WHAT THE TASK REQUIRES
Wherever "受信セキュリティ規則" occurs in the entries, copy the line that holds it.

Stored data
----------
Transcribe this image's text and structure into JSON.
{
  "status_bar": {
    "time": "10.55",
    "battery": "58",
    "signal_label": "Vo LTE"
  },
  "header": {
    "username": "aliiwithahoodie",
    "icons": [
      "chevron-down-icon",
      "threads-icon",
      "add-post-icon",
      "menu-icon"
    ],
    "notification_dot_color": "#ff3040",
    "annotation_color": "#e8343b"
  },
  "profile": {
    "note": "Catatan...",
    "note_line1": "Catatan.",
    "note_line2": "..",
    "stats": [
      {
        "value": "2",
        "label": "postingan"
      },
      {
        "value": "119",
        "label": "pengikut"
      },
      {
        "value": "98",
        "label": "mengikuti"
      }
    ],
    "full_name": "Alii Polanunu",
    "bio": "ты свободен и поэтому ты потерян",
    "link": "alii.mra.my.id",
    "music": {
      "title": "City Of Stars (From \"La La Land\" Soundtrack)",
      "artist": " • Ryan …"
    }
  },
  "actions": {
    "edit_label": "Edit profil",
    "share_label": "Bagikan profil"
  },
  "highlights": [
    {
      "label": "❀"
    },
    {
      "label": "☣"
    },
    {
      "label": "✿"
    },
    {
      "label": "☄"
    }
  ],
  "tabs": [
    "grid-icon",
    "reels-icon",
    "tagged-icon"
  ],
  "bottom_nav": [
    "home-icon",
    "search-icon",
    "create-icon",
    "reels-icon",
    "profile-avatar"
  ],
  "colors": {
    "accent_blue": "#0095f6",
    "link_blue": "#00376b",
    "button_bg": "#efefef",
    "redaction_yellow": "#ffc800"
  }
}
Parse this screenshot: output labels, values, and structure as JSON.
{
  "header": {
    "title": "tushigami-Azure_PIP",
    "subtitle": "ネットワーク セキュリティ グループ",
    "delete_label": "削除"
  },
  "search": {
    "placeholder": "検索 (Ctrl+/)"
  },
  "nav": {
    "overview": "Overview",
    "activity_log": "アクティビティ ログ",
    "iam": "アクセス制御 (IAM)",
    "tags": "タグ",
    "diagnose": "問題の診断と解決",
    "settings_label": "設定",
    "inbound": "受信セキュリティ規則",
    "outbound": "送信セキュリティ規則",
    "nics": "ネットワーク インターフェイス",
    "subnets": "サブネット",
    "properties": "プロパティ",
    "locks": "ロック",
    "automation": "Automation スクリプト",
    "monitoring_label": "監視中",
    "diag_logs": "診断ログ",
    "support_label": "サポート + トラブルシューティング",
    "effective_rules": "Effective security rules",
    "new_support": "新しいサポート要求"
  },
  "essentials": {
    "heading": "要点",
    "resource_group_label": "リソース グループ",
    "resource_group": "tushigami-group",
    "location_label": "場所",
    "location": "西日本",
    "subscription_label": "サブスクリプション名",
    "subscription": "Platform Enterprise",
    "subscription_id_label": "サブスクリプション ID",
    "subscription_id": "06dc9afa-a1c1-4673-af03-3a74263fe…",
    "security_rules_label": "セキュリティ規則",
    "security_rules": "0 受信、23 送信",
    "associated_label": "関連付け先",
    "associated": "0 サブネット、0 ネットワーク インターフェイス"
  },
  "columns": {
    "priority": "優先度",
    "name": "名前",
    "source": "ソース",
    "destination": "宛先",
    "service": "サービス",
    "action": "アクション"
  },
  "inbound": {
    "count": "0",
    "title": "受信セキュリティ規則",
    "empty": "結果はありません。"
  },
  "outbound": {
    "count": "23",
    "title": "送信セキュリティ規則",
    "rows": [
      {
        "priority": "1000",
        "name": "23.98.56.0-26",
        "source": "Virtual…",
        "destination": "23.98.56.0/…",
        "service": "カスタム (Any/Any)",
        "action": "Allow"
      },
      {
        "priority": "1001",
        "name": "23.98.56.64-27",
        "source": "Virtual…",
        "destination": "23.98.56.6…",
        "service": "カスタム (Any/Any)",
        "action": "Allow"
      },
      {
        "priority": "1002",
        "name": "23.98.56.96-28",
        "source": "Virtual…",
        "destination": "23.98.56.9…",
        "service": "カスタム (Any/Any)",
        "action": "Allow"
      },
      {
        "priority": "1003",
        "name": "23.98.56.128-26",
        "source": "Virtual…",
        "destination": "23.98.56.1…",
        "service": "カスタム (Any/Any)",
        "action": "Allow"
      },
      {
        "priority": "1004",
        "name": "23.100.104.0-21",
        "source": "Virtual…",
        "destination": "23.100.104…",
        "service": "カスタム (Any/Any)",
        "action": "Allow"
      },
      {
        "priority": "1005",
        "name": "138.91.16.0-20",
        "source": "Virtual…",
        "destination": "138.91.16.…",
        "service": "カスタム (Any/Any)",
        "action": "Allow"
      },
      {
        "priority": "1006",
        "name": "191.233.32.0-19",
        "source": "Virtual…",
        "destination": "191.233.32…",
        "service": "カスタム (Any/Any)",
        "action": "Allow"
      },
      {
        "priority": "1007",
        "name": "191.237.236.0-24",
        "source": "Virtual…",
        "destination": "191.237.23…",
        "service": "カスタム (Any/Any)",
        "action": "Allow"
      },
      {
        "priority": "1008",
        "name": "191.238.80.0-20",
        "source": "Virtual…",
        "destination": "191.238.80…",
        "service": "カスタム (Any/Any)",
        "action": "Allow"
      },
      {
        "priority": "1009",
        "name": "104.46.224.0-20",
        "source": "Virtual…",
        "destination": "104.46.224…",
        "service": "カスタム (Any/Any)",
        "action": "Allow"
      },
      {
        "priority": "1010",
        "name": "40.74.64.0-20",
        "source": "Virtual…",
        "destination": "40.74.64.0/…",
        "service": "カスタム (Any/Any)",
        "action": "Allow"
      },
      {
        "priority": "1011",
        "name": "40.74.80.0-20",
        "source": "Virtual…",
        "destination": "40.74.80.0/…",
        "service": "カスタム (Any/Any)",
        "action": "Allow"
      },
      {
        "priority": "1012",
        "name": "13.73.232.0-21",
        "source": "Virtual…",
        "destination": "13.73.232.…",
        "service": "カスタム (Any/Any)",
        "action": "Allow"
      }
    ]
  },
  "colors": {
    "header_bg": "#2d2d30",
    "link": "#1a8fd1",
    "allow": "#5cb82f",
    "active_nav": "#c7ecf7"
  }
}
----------
RESULT OF THE EXERCISE
    "inbound": "受信セキュリティ規則",
    "title": "受信セキュリティ規則",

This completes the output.